Task brief: In the answer, each line of the listing should appear again unchanged.

+++ Data for processing +++

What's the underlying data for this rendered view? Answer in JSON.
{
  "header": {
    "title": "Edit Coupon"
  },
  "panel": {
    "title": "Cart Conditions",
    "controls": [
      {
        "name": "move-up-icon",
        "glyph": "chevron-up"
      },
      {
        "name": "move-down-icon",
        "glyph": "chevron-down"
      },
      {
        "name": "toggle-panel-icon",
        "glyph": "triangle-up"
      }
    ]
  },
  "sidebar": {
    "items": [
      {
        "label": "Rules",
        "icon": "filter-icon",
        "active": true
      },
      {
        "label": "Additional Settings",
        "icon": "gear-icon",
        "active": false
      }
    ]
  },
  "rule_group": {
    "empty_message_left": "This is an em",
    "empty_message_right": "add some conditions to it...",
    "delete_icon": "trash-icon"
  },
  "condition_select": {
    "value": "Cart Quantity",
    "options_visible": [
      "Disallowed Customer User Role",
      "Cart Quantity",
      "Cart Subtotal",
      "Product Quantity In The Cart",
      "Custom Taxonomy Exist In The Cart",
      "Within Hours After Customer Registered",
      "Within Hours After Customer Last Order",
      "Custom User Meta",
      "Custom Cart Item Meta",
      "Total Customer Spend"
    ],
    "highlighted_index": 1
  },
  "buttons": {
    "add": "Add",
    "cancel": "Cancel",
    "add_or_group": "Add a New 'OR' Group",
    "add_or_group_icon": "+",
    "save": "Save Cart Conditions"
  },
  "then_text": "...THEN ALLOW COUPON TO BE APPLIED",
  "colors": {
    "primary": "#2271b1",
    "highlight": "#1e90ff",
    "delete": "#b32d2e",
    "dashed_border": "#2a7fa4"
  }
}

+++

Reply to the task:
What's the underlying data for this rendered view? Answer in JSON.
{
  "header": {
    "title": "Edit Coupon"
  },
  "panel": {
    "title": "Cart Conditions",
    "controls": [
      {
        "name": "move-up-icon",
        "glyph": "chevron-up"
      },
      {
        "name": "move-down-icon",
        "glyph": "chevron-down"
      },
      {
        "name": "toggle-panel-icon",
        "glyph": "triangle-up"
      }
    ]
  },
  "sidebar": {
    "items": [
      {
        "label": "Rules",
        "icon": "filter-icon",
        "active": true
      },
      {
        "label": "Additional Settings",
        "icon": "gear-icon",
        "active": false
      }
    ]
  },
  "rule_group": {
    "empty_message_left": "This is an em",
    "empty_message_right": "add some conditions to it...",
    "delete_icon": "trash-icon"
  },
  "condition_select": {
    "value": "Cart Quantity",
    "options_visible": [
      "Disallowed Customer User Role",
      "Cart Quantity",
      "Cart Subtotal",
      "Product Quantity In The Cart",
      "Custom Taxonomy Exist In The Cart",
      "Within Hours After Customer Registered",
      "Within Hours After Customer Last Order",
      "Custom User Meta",
      "Custom Cart Item Meta",
      "Total Customer Spend"
    ],
    "highlighted_index": 1
  },
  "buttons": {
    "add": "Add",
    "cancel": "Cancel",
    "add_or_group": "Add a New 'OR' Group",
    "add_or_group_icon": "+",
    "save": "Save Cart Conditions"
  },
  "then_text": "...THEN ALLOW COUPON TO BE APPLIED",
  "colors": {
    "primary": "#2271b1",
    "highlight": "#1e90ff",
    "delete": "#b32d2e",
    "dashed_border": "#2a7fa4"
  }
}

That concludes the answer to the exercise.